## WHAT YOU ARE ASKED TO DO
Reduce the material below to its lines containing "testing".

START DATASET RECORDS

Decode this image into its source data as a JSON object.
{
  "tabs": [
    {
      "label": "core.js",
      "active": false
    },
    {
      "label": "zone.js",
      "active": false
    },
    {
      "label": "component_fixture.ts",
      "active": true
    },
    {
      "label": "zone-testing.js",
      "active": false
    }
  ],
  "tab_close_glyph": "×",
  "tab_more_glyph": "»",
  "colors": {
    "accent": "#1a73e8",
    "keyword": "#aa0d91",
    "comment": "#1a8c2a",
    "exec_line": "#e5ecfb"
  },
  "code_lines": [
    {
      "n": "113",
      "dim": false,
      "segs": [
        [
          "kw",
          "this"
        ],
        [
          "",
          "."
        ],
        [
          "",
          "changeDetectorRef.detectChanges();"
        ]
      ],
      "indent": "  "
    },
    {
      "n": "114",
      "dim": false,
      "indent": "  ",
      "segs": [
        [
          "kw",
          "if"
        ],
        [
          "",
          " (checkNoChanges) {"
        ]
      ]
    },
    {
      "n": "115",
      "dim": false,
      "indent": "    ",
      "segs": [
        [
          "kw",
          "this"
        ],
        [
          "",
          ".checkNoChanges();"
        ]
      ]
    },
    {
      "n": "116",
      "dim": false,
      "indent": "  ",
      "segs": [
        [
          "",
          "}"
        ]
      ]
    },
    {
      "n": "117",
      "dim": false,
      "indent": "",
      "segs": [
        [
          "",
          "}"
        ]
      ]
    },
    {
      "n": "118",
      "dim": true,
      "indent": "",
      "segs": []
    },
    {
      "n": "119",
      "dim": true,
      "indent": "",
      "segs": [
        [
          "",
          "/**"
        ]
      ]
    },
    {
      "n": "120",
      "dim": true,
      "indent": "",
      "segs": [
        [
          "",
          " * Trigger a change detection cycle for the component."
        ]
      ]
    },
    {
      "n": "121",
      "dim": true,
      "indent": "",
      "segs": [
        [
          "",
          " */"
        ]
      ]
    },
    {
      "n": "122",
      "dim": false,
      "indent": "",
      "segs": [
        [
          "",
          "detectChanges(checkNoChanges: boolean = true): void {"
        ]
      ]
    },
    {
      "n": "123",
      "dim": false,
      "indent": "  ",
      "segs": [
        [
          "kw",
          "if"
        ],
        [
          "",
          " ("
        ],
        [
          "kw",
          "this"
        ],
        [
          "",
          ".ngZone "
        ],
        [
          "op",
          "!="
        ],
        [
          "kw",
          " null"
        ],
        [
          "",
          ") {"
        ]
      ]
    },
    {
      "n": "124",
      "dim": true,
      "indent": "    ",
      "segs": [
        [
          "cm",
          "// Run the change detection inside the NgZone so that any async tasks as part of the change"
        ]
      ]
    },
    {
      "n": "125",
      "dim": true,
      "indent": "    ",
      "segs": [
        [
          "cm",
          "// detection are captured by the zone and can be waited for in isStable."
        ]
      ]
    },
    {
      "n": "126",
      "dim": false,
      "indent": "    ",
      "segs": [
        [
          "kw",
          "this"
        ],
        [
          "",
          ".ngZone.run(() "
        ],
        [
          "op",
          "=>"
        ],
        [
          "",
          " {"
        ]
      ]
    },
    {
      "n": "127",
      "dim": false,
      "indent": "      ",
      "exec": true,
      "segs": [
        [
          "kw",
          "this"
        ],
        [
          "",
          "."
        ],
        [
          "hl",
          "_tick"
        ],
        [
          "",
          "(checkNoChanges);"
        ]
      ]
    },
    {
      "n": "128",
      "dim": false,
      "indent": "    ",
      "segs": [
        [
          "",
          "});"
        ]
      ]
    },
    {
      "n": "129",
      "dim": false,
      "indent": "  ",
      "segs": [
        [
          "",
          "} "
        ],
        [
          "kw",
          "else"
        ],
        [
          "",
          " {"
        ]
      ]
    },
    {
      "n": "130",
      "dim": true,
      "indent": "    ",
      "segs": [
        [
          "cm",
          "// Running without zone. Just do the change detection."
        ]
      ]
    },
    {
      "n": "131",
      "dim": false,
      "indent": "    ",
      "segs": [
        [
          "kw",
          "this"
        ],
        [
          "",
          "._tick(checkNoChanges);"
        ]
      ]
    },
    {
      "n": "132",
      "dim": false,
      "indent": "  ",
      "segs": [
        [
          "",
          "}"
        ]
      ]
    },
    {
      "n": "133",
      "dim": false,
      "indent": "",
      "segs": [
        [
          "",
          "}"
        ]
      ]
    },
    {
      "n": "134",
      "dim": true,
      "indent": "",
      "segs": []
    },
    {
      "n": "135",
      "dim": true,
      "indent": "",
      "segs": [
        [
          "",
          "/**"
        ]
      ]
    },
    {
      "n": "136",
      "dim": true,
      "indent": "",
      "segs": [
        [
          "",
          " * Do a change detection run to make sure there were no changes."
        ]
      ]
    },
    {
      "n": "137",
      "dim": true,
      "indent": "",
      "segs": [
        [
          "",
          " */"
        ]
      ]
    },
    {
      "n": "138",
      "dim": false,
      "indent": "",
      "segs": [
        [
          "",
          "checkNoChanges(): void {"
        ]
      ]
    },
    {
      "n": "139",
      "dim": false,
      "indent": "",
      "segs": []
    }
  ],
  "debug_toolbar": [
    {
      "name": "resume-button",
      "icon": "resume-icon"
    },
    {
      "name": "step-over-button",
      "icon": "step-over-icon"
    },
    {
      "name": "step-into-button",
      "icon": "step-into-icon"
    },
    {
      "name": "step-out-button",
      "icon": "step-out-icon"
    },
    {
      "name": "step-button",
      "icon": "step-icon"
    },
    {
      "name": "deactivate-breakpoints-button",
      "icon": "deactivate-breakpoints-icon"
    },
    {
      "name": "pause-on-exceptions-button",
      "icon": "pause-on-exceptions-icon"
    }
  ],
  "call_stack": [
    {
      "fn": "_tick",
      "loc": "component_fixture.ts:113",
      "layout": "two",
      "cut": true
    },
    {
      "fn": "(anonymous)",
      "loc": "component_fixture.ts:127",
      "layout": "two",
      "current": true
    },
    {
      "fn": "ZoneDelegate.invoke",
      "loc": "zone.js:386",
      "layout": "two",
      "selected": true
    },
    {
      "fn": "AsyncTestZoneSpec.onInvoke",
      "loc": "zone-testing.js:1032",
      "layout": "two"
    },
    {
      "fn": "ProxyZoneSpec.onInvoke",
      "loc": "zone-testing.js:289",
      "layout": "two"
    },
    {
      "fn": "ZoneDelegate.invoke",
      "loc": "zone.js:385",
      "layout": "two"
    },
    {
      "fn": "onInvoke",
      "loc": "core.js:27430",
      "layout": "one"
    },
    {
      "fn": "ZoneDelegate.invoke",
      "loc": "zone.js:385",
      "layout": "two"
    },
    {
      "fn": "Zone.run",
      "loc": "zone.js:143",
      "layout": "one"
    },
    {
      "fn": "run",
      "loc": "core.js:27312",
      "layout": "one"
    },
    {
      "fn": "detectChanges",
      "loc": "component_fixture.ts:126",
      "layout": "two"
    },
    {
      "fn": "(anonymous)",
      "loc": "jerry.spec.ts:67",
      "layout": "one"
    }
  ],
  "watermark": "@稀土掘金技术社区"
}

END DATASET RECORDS

## REPLY
      "label": "zone-testing.js",
      "loc": "zone-testing.js:1032",
      "loc": "zone-testing.js:289",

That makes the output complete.